opening my shirt. bad.
If I did say so myself, my breasts weren’t
However, I’d never had a woman this interested in them.
didn’t like it any more than I liked her. “Where did you get that?”
Her eyes sparked; I could have
sworn I saw flames leap in the center of all that black. “Th-the crucifix is--“ “A crucifix can’t stop me,” she sneered and yanked it from my neck, tossing the treasured memento aside. “Hey!”
I tore her amulet off the same way.
The very air seemed to still, yet my hair stirred in an impossible wind. Dreadful One, Ruthie whispered at last, Naye’i. A Naye’i was a Navajo spirit.

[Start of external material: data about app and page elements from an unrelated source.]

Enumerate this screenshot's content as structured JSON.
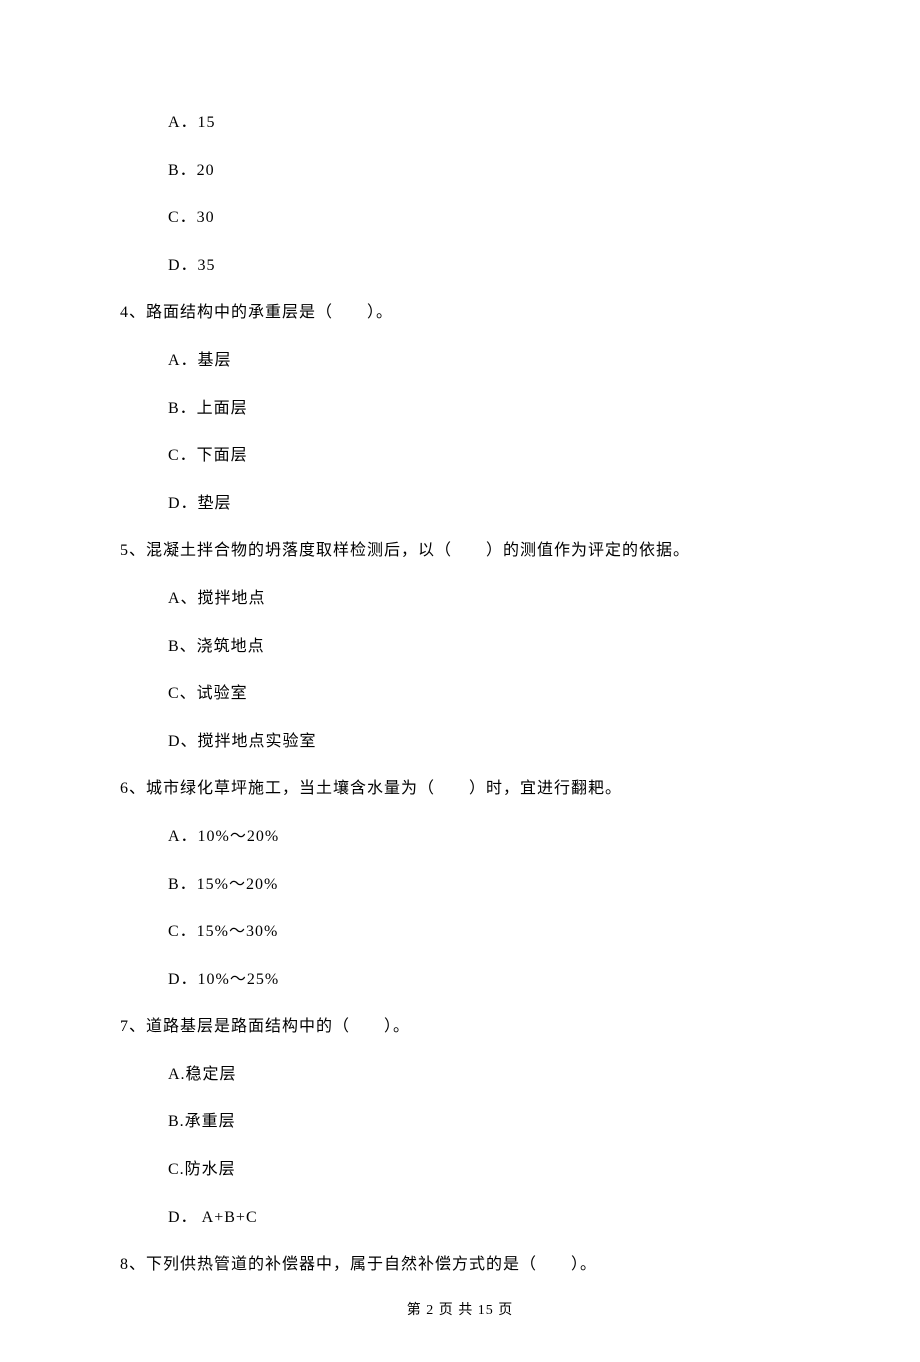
{
  "q3": {
    "options": {
      "A": "A．15",
      "B": "B．20",
      "C": "C．30",
      "D": "D．35"
    }
  },
  "q4": {
    "stem": "4、路面结构中的承重层是（　　）。",
    "options": {
      "A": "A．基层",
      "B": "B．上面层",
      "C": "C．下面层",
      "D": "D．垫层"
    }
  },
  "q5": {
    "stem": "5、混凝土拌合物的坍落度取样检测后，以（　　）的测值作为评定的依据。",
    "options": {
      "A": "A、搅拌地点",
      "B": "B、浇筑地点",
      "C": "C、试验室",
      "D": "D、搅拌地点实验室"
    }
  },
  "q6": {
    "stem": "6、城市绿化草坪施工，当土壤含水量为（　　）时，宜进行翻耙。",
    "options": {
      "A": "A．10%～20%",
      "B": "B．15%～20%",
      "C": "C．15%～30%",
      "D": "D．10%～25%"
    }
  },
  "q7": {
    "stem": "7、道路基层是路面结构中的（　　）。",
    "options": {
      "A": "A.稳定层",
      "B": "B.承重层",
      "C": "C.防水层",
      "D": "D． A+B+C"
    }
  },
  "q8": {
    "stem": "8、下列供热管道的补偿器中，属于自然补偿方式的是（　　）。"
  },
  "footer": "第 2 页 共 15 页"
}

I’d heard of them before.
Several puzzle pieces suddenly fit together with a nearly audible click. The woman of smoke backed away, staring at the stone I had recently strung on its own chain rather than continuing to let it share Ruthie’s. “You don’t like my turquoise.”
I sat up.
Her gaze lifted from the necklace to my face.
All I could
see between the narrowed lids was a blaze of orange flame.
isn’t yours.” “I know someone who’d say differently.” toward the blue green gem.
My hand inched
“The someone who gave it to me.
think you call him . . . your son.” As soon as my fingers closed around it, the turquoise went white hot, and the Naye’i snarled like the demon she was, then turned to smoke and disappeared.